We believe this contention is without merit. The order of suspension was mailed to the defendant at Esmond. This was the address of the defendant at the time he made application for his operator's license. If he moved from the address which is shown on his application or in the license issued to him, and thereafter changed his address, it became his duty, within ten days after such change of address, to notify the Commissioner in writing of his old and his new addresses. Sec. 39-06-20, N.D.C.C.
If he failed to do this, he cannot complain if the notice which was mailed to him at the address shown on his application and his license was not addressed correctly.
The motion of the defendant for dismissal of the charge against him, on the ground that the evidence was insufficient to warrant the jury in bringing a verdict of guilty, presents a more serious question. The authority of the Commissioner to suspend the license of a motor vehicle operator without preliminary hearing is provided by Section 39-06-32, North Dakota Century Code. That authority is limited to those cases where the records of the Commissioner or other sufficient evidence show that the licensee"1. Has committed an offense for which mandatory revocation of license is required upon conviction; "2. Has been convicted of serious offenses against traffic regulations governing the movement of vehicles with such frequency as to indicate a disrespect for traffic laws and a disregard for the safety of other persons on the highways; "3. Is an habitually reckless or negligent driver of a motor vehicle; "4. Is incompetent to drive a motor vehicle; "5. Has permitted an unlawful or fraudulent use of his license; "6. Has committed an offense in another state which if committed in this state would be grounds for suspension or revocation; or "7. Has been convicted of driving a motor vehicle while under the influence of intoxicating liquor or a narcotic drug, or under the influence of any other drug to a degree which renders him incapable of safely driving a motor vehicle."
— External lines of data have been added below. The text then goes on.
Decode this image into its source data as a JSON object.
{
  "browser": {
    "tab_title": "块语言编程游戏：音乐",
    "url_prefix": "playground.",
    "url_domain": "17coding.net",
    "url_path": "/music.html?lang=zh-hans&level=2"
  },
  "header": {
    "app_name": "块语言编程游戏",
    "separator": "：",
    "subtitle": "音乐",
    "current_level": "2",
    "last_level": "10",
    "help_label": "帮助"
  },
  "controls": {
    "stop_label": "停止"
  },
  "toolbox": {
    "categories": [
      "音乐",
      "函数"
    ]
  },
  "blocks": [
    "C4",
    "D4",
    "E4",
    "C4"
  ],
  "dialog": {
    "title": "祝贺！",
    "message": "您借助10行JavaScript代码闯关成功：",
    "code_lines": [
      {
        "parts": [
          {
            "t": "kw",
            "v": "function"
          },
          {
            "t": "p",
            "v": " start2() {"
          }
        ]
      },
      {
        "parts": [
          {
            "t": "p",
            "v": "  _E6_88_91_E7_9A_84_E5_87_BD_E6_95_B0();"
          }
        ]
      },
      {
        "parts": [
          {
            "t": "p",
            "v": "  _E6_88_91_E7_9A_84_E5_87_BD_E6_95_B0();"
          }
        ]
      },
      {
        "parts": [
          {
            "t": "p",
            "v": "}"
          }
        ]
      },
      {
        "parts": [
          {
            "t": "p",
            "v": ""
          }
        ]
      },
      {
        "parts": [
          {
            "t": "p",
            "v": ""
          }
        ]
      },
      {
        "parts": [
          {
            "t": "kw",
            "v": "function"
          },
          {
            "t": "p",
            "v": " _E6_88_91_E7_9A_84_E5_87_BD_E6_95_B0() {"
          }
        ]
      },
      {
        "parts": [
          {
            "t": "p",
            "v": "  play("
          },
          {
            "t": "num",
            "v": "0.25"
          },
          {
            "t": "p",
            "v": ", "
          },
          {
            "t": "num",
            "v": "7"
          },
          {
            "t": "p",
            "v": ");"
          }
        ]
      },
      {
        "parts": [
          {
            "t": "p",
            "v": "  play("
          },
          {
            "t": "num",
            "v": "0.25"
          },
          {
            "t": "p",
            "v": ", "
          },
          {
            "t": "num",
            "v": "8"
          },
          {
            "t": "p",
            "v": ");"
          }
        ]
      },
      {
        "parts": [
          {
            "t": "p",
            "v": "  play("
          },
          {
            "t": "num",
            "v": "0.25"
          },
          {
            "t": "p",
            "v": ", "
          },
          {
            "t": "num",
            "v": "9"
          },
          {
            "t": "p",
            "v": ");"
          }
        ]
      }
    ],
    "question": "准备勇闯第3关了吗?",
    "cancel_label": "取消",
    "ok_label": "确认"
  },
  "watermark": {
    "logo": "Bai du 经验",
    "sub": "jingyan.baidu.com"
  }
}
No evidence was produced by the State to show any of these grounds for revocation. At the time the order for suspension of driving privileges was issued, all that the evidence shows is that the records of the Commissioner disclosed that the defendant had been convicted of reckless driving on one occasion. There is no evidence *160 that he had committed an offense for which mandatory revocation of license was required, or that he was habitually reckless, or even that the one conviction of reckless driving was for an offense that was serious in its nature. In Morrell v. Hjelle (N.D.), 128 N.W.2d 728, we held that, to authorize suspension of driving privileges for convictions of offenses against traffic regulations affecting the movement of vehicles upon the highways, it is necessary for the Commissioner to show that the driver has been convicted of "serious offenses" against traffic regulations with such frequency as to indicate a disrespect for traffic laws and a disregard for the safety of others on the highways. Here, the State failed to show any of the grounds authorizing suspension by the Commissioner. Merely showing one traffic conviction for reckless driving is not sufficient to justify suspension.
On the record in this case, the Commissioner was without authority to suspend the defendant's driving privileges. For reasons stated herein, the judgment of conviction is set aside and the charge against the defendant is dismissed.
BURKE, C. J., TEIGEN and KNUDSON, JJ., and C. F. KELSCH, District Judge, concur.
ERICKSTAD, J., deeming himself disqualified did not participate, Honorable C. F. KELSCH, Judge of the District Court, sitting in his stead.